▸ **Problem statement**:
Reproduce every record below, character by character.

Stored entries:
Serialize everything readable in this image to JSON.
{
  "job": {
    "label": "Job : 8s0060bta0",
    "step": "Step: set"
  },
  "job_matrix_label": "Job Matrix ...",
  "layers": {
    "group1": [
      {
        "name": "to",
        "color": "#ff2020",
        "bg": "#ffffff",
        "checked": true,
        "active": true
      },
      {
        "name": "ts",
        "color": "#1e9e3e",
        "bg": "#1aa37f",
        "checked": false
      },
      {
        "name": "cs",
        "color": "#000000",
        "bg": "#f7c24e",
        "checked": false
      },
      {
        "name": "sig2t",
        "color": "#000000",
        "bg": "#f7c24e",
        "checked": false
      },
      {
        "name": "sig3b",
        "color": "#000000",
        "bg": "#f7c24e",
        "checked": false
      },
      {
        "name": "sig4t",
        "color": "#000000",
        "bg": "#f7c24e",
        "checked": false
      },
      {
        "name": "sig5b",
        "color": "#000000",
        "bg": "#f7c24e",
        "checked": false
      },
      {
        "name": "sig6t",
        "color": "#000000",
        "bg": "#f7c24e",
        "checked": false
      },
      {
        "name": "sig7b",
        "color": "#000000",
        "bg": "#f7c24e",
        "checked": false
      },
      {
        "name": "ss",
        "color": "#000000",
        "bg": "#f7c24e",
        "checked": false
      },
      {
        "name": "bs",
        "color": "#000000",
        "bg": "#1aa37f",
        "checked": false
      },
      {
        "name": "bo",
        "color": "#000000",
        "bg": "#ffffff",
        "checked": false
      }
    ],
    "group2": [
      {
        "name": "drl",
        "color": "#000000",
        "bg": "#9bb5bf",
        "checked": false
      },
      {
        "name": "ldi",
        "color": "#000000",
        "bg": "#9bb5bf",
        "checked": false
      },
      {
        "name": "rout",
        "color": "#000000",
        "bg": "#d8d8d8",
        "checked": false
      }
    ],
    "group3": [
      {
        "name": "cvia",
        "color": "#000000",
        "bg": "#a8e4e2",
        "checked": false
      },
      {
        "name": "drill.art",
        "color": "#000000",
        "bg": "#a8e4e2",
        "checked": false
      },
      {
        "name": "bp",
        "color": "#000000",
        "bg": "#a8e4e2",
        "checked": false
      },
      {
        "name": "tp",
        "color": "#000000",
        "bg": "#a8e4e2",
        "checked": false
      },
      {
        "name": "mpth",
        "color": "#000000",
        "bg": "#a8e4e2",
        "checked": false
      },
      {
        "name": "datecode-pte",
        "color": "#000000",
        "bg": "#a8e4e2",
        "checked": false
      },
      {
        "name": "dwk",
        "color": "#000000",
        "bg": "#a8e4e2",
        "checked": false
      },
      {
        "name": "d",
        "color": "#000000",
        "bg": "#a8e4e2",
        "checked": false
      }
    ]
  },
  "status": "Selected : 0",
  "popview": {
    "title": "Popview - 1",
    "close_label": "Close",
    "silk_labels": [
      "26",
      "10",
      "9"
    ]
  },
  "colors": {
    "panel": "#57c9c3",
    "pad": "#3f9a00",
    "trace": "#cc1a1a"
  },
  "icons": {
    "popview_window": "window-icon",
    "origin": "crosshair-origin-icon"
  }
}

▸ **Answer section**:
Serialize everything readable in this image to JSON.
{
  "job": {
    "label": "Job : 8s0060bta0",
    "step": "Step: set"
  },
  "job_matrix_label": "Job Matrix ...",
  "layers": {
    "group1": [
      {
        "name": "to",
        "color": "#ff2020",
        "bg": "#ffffff",
        "checked": true,
        "active": true
      },
      {
        "name": "ts",
        "color": "#1e9e3e",
        "bg": "#1aa37f",
        "checked": false
      },
      {
        "name": "cs",
        "color": "#000000",
        "bg": "#f7c24e",
        "checked": false
      },
      {
        "name": "sig2t",
        "color": "#000000",
        "bg": "#f7c24e",
        "checked": false
      },
      {
        "name": "sig3b",
        "color": "#000000",
        "bg": "#f7c24e",
        "checked": false
      },
      {
        "name": "sig4t",
        "color": "#000000",
        "bg": "#f7c24e",
        "checked": false
      },
      {
        "name": "sig5b",
        "color": "#000000",
        "bg": "#f7c24e",
        "checked": false
      },
      {
        "name": "sig6t",
        "color": "#000000",
        "bg": "#f7c24e",
        "checked": false
      },
      {
        "name": "sig7b",
        "color": "#000000",
        "bg": "#f7c24e",
        "checked": false
      },
      {
        "name": "ss",
        "color": "#000000",
        "bg": "#f7c24e",
        "checked": false
      },
      {
        "name": "bs",
        "color": "#000000",
        "bg": "#1aa37f",
        "checked": false
      },
      {
        "name": "bo",
        "color": "#000000",
        "bg": "#ffffff",
        "checked": false
      }
    ],
    "group2": [
      {
        "name": "drl",
        "color": "#000000",
        "bg": "#9bb5bf",
        "checked": false
      },
      {
        "name": "ldi",
        "color": "#000000",
        "bg": "#9bb5bf",
        "checked": false
      },
      {
        "name": "rout",
        "color": "#000000",
        "bg": "#d8d8d8",
        "checked": false
      }
    ],
    "group3": [
      {
        "name": "cvia",
        "color": "#000000",
        "bg": "#a8e4e2",
        "checked": false
      },
      {
        "name": "drill.art",
        "color": "#000000",
        "bg": "#a8e4e2",
        "checked": false
      },
      {
        "name": "bp",
        "color": "#000000",
        "bg": "#a8e4e2",
        "checked": false
      },
      {
        "name": "tp",
        "color": "#000000",
        "bg": "#a8e4e2",
        "checked": false
      },
      {
        "name": "mpth",
        "color": "#000000",
        "bg": "#a8e4e2",
        "checked": false
      },
      {
        "name": "datecode-pte",
        "color": "#000000",
        "bg": "#a8e4e2",
        "checked": false
      },
      {
        "name": "dwk",
        "color": "#000000",
        "bg": "#a8e4e2",
        "checked": false
      },
      {
        "name": "d",
        "color": "#000000",
        "bg": "#a8e4e2",
        "checked": false
      }
    ]
  },
  "status": "Selected : 0",
  "popview": {
    "title": "Popview - 1",
    "close_label": "Close",
    "silk_labels": [
      "26",
      "10",
      "9"
    ]
  },
  "colors": {
    "panel": "#57c9c3",
    "pad": "#3f9a00",
    "trace": "#cc1a1a"
  },
  "icons": {
    "popview_window": "window-icon",
    "origin": "crosshair-origin-icon"
  }
}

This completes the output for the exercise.